PROBLEM TO WORK ON: The reply must repeat each entry exactly and contain no pictures.

[Extracted records]
- Opening Delimiter -
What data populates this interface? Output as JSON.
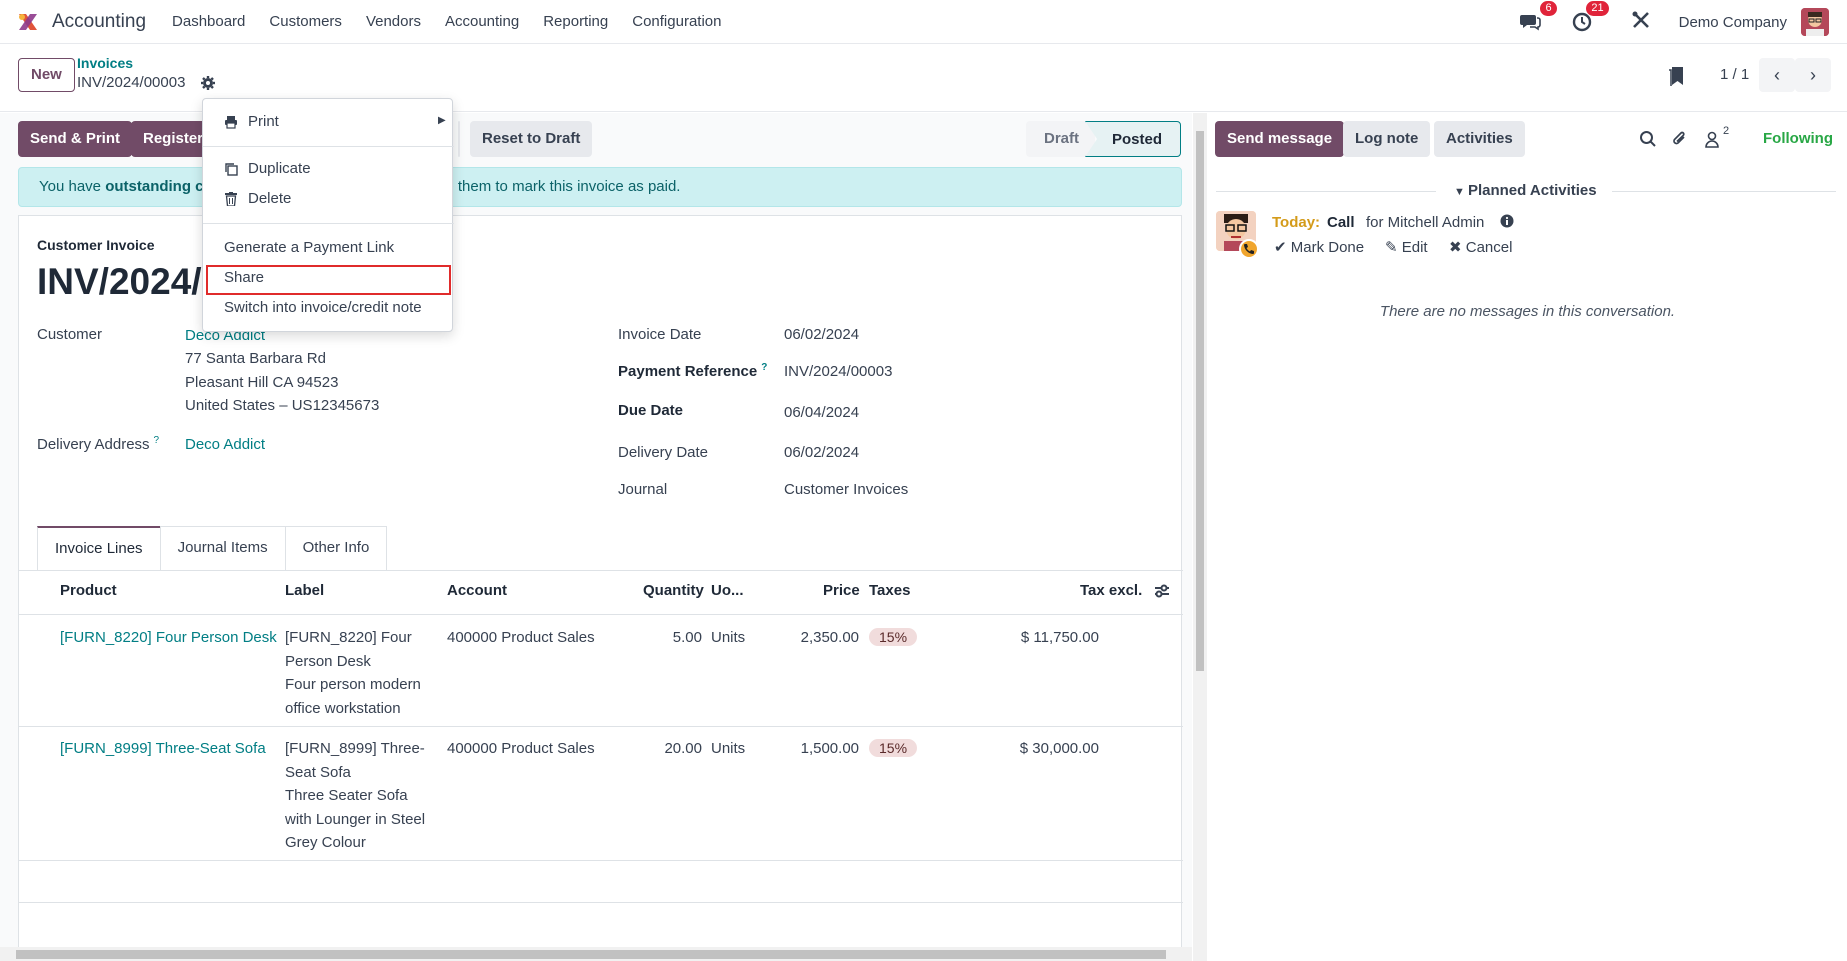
{
  "nav": {
    "app_title": "Accounting",
    "menu": [
      "Dashboard",
      "Customers",
      "Vendors",
      "Accounting",
      "Reporting",
      "Configuration"
    ],
    "messages_badge": "6",
    "activities_badge": "21",
    "company": "Demo Company"
  },
  "control_panel": {
    "new_label": "New",
    "breadcrumb_parent": "Invoices",
    "breadcrumb_current": "INV/2024/00003",
    "pager": "1 / 1"
  },
  "actions": {
    "send_print": "Send & Print",
    "register": "Register",
    "reset_to_draft": "Reset to Draft"
  },
  "status": {
    "draft": "Draft",
    "posted": "Posted"
  },
  "alert": {
    "prefix": "You have ",
    "bold": "outstanding cr",
    "suffix": "cate them to mark this invoice as paid."
  },
  "form": {
    "type_label": "Customer Invoice",
    "number_partial": "INV/2024/",
    "customer_label": "Customer",
    "customer_name": "Deco Addict",
    "address_line1": "77 Santa Barbara Rd",
    "address_line2": "Pleasant Hill CA 94523",
    "address_line3": "United States – US12345673",
    "delivery_address_label": "Delivery Address",
    "delivery_address_help": "?",
    "delivery_address_value": "Deco Addict",
    "invoice_date_label": "Invoice Date",
    "invoice_date": "06/02/2024",
    "payment_reference_label": "Payment Reference",
    "payment_reference_help": "?",
    "payment_reference": "INV/2024/00003",
    "due_date_label": "Due Date",
    "due_date": "06/04/2024",
    "delivery_date_label": "Delivery Date",
    "delivery_date": "06/02/2024",
    "journal_label": "Journal",
    "journal": "Customer Invoices"
  },
  "tabs": [
    "Invoice Lines",
    "Journal Items",
    "Other Info"
  ],
  "lines": {
    "headers": {
      "product": "Product",
      "label": "Label",
      "account": "Account",
      "quantity": "Quantity",
      "uom": "Uo...",
      "price": "Price",
      "taxes": "Taxes",
      "tax_excl": "Tax excl."
    },
    "rows": [
      {
        "product": "[FURN_8220] Four Person Desk",
        "label_lines": [
          "[FURN_8220] Four",
          "Person Desk",
          "Four person modern",
          "office workstation"
        ],
        "account": "400000 Product Sales",
        "quantity": "5.00",
        "uom": "Units",
        "price": "2,350.00",
        "tax": "15%",
        "subtotal": "$ 11,750.00"
      },
      {
        "product": "[FURN_8999] Three-Seat Sofa",
        "label_lines": [
          "[FURN_8999] Three-",
          "Seat Sofa",
          "Three Seater Sofa",
          "with Lounger in Steel",
          "Grey Colour"
        ],
        "account": "400000 Product Sales",
        "quantity": "20.00",
        "uom": "Units",
        "price": "1,500.00",
        "tax": "15%",
        "subtotal": "$ 30,000.00"
      }
    ]
  },
  "dropdown": {
    "print": "Print",
    "duplicate": "Duplicate",
    "delete": "Delete",
    "payment_link": "Generate a Payment Link",
    "share": "Share",
    "switch": "Switch into invoice/credit note"
  },
  "chatter": {
    "send_message": "Send message",
    "log_note": "Log note",
    "activities": "Activities",
    "followers_count": "2",
    "following": "Following",
    "planned_activities": "Planned Activities",
    "activity_when": "Today:",
    "activity_type": "Call",
    "activity_for": "for Mitchell Admin",
    "mark_done": "Mark Done",
    "edit": "Edit",
    "cancel": "Cancel",
    "no_messages": "There are no messages in this conversation."
  },
  "colors": {
    "primary": "#714b67",
    "link": "#017e84",
    "following": "#28a745",
    "badge": "#e0243a"
  }
}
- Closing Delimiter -
RESULT OF THE EXERCISE:
What data populates this interface? Output as JSON.
{
  "nav": {
    "app_title": "Accounting",
    "menu": [
      "Dashboard",
      "Customers",
      "Vendors",
      "Accounting",
      "Reporting",
      "Configuration"
    ],
    "messages_badge": "6",
    "activities_badge": "21",
    "company": "Demo Company"
  },
  "control_panel": {
    "new_label": "New",
    "breadcrumb_parent": "Invoices",
    "breadcrumb_current": "INV/2024/00003",
    "pager": "1 / 1"
  },
  "actions": {
    "send_print": "Send & Print",
    "register": "Register",
    "reset_to_draft": "Reset to Draft"
  },
  "status": {
    "draft": "Draft",
    "posted": "Posted"
  },
  "alert": {
    "prefix": "You have ",
    "bold": "outstanding cr",
    "suffix": "cate them to mark this invoice as paid."
  },
  "form": {
    "type_label": "Customer Invoice",
    "number_partial": "INV/2024/",
    "customer_label": "Customer",
    "customer_name": "Deco Addict",
    "address_line1": "77 Santa Barbara Rd",
    "address_line2": "Pleasant Hill CA 94523",
    "address_line3": "United States – US12345673",
    "delivery_address_label": "Delivery Address",
    "delivery_address_help": "?",
    "delivery_address_value": "Deco Addict",
    "invoice_date_label": "Invoice Date",
    "invoice_date": "06/02/2024",
    "payment_reference_label": "Payment Reference",
    "payment_reference_help": "?",
    "payment_reference": "INV/2024/00003",
    "due_date_label": "Due Date",
    "due_date": "06/04/2024",
    "delivery_date_label": "Delivery Date",
    "delivery_date": "06/02/2024",
    "journal_label": "Journal",
    "journal": "Customer Invoices"
  },
  "tabs": [
    "Invoice Lines",
    "Journal Items",
    "Other Info"
  ],
  "lines": {
    "headers": {
      "product": "Product",
      "label": "Label",
      "account": "Account",
      "quantity": "Quantity",
      "uom": "Uo...",
      "price": "Price",
      "taxes": "Taxes",
      "tax_excl": "Tax excl."
    },
    "rows": [
      {
        "product": "[FURN_8220] Four Person Desk",
        "label_lines": [
          "[FURN_8220] Four",
          "Person Desk",
          "Four person modern",
          "office workstation"
        ],
        "account": "400000 Product Sales",
        "quantity": "5.00",
        "uom": "Units",
        "price": "2,350.00",
        "tax": "15%",
        "subtotal": "$ 11,750.00"
      },
      {
        "product": "[FURN_8999] Three-Seat Sofa",
        "label_lines": [
          "[FURN_8999] Three-",
          "Seat Sofa",
          "Three Seater Sofa",
          "with Lounger in Steel",
          "Grey Colour"
        ],
        "account": "400000 Product Sales",
        "quantity": "20.00",
        "uom": "Units",
        "price": "1,500.00",
        "tax": "15%",
        "subtotal": "$ 30,000.00"
      }
    ]
  },
  "dropdown": {
    "print": "Print",
    "duplicate": "Duplicate",
    "delete": "Delete",
    "payment_link": "Generate a Payment Link",
    "share": "Share",
    "switch": "Switch into invoice/credit note"
  },
  "chatter": {
    "send_message": "Send message",
    "log_note": "Log note",
    "activities": "Activities",
    "followers_count": "2",
    "following": "Following",
    "planned_activities": "Planned Activities",
    "activity_when": "Today:",
    "activity_type": "Call",
    "activity_for": "for Mitchell Admin",
    "mark_done": "Mark Done",
    "edit": "Edit",
    "cancel": "Cancel",
    "no_messages": "There are no messages in this conversation."
  },
  "colors": {
    "primary": "#714b67",
    "link": "#017e84",
    "following": "#28a745",
    "badge": "#e0243a"
  }
}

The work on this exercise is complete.